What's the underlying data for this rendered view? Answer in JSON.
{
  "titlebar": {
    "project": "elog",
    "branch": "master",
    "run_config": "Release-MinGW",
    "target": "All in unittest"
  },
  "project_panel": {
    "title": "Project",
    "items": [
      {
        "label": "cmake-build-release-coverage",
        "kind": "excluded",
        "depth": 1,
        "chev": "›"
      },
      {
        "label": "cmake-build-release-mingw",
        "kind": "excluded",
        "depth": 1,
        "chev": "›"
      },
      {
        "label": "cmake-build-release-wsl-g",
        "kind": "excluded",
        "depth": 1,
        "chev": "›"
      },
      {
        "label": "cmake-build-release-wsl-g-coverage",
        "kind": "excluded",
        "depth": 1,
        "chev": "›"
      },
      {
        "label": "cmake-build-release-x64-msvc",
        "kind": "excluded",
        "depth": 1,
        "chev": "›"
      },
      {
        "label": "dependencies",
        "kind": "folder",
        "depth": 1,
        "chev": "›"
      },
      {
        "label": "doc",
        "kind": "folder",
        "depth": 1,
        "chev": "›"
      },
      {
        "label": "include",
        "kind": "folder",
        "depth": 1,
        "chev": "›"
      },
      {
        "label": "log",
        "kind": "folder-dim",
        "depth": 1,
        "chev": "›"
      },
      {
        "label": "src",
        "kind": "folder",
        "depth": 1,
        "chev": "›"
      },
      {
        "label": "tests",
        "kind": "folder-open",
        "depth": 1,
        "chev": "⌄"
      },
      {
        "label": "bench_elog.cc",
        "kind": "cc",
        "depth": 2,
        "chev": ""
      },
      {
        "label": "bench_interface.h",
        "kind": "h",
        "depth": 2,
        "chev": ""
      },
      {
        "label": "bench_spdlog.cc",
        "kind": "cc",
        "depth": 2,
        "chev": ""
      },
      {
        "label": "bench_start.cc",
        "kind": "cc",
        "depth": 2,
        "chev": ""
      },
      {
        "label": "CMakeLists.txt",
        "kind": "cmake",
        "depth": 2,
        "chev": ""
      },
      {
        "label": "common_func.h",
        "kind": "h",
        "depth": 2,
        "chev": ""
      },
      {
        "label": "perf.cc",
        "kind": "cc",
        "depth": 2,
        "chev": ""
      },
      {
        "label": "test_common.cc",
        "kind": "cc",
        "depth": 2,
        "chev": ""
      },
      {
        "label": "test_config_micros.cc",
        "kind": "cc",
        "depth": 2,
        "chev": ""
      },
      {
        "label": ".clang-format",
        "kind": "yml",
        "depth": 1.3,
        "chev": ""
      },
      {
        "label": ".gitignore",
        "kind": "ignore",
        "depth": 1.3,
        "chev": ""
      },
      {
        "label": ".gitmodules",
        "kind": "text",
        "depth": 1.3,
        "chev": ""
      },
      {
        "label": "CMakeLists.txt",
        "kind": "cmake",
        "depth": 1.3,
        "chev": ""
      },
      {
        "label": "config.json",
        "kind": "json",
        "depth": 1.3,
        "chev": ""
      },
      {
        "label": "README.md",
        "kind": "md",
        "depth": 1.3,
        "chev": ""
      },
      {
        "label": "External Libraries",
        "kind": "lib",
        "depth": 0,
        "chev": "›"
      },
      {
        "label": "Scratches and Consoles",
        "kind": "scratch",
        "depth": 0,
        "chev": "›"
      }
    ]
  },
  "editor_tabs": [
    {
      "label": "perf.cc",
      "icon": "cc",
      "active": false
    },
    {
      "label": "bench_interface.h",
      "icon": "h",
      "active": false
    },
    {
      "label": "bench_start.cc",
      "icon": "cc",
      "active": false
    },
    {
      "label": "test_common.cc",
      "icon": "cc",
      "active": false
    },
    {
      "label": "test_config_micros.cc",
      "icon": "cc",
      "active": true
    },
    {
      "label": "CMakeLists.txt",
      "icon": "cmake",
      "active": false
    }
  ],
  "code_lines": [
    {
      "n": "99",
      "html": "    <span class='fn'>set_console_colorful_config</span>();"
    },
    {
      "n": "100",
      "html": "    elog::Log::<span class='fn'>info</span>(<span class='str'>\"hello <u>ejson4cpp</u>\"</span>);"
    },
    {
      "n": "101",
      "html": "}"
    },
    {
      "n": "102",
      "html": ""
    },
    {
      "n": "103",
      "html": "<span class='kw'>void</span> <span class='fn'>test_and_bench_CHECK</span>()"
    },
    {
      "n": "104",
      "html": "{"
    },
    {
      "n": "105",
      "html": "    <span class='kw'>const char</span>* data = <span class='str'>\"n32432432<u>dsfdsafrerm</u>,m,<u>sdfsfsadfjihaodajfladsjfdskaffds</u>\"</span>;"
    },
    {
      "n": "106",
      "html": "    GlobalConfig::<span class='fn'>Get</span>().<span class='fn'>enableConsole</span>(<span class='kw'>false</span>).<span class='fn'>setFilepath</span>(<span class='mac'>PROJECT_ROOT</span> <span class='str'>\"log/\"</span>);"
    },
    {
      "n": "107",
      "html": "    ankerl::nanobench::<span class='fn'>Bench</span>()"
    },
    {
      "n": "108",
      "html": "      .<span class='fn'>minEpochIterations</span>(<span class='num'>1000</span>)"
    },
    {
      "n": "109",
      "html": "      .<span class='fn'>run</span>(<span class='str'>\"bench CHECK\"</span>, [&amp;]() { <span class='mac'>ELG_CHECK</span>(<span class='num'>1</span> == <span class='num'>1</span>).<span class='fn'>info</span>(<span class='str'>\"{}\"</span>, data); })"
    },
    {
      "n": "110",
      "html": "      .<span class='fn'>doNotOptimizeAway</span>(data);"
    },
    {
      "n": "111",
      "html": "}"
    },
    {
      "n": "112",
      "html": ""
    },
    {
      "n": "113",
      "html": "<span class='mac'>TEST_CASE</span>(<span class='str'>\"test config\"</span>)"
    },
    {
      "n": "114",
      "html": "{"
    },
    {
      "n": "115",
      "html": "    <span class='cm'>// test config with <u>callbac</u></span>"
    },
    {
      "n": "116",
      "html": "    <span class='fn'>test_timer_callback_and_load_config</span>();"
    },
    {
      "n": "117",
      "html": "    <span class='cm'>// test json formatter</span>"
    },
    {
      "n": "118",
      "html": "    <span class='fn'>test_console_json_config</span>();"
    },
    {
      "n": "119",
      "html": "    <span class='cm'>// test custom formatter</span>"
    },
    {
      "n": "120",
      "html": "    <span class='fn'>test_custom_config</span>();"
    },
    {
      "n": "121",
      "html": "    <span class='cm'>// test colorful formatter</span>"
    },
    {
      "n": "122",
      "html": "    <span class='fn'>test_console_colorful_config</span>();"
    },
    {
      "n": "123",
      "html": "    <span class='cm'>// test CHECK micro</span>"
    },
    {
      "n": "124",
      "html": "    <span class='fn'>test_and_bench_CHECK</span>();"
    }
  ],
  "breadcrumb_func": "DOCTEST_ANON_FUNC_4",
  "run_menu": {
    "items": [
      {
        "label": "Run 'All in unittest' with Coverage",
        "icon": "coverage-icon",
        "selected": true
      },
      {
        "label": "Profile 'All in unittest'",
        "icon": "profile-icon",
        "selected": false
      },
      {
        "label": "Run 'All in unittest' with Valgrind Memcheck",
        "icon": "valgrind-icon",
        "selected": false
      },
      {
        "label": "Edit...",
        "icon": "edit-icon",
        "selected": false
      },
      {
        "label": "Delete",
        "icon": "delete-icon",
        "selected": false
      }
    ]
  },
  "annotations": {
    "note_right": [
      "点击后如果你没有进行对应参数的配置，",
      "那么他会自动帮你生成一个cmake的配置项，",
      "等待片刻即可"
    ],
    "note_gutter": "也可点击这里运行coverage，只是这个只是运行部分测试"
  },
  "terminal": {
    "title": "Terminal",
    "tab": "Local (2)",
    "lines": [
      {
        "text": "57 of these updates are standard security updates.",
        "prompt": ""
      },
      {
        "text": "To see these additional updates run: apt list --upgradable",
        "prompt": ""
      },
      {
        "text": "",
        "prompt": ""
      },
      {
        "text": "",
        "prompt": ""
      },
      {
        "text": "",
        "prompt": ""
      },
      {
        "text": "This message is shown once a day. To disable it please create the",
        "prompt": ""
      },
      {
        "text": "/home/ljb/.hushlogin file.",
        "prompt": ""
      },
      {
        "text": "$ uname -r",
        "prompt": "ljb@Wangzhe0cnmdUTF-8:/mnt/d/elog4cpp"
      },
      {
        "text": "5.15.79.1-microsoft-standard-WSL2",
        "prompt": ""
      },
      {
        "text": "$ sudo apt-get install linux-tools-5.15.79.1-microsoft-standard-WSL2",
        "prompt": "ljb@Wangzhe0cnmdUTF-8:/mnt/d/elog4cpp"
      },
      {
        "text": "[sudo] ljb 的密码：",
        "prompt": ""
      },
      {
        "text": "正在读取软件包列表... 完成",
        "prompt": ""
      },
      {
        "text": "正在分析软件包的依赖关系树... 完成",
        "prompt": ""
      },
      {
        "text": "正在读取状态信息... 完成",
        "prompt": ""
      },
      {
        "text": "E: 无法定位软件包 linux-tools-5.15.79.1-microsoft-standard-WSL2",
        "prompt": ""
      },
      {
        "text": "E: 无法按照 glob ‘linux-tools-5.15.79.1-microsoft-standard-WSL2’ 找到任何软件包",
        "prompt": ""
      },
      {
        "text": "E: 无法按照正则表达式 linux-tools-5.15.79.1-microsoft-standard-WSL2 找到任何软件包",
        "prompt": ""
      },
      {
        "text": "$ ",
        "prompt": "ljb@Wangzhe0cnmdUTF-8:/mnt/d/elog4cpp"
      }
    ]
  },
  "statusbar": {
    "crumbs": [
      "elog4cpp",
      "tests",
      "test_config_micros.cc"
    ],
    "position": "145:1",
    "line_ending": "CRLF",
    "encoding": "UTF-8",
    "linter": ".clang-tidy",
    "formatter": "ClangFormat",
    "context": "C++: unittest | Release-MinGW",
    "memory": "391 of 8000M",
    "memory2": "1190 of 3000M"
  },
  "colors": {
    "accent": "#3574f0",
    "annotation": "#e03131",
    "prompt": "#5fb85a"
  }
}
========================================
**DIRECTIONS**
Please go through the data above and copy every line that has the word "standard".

**RESULT OF THIS EXERCISE**
        "text": "57 of these updates are standard security updates.",
        "text": "5.15.79.1-microsoft-standard-WSL2",
        "text": "$ sudo apt-get install linux-tools-5.15.79.1-microsoft-standard-WSL2",
        "text": "E: 无法定位软件包 linux-tools-5.15.79.1-microsoft-standard-WSL2",
        "text": "E: 无法按照 glob ‘linux-tools-5.15.79.1-microsoft-standard-WSL2’ 找到任何软件包",
        "text": "E: 无法按照正则表达式 linux-tools-5.15.79.1-microsoft-standard-WSL2 找到任何软件包",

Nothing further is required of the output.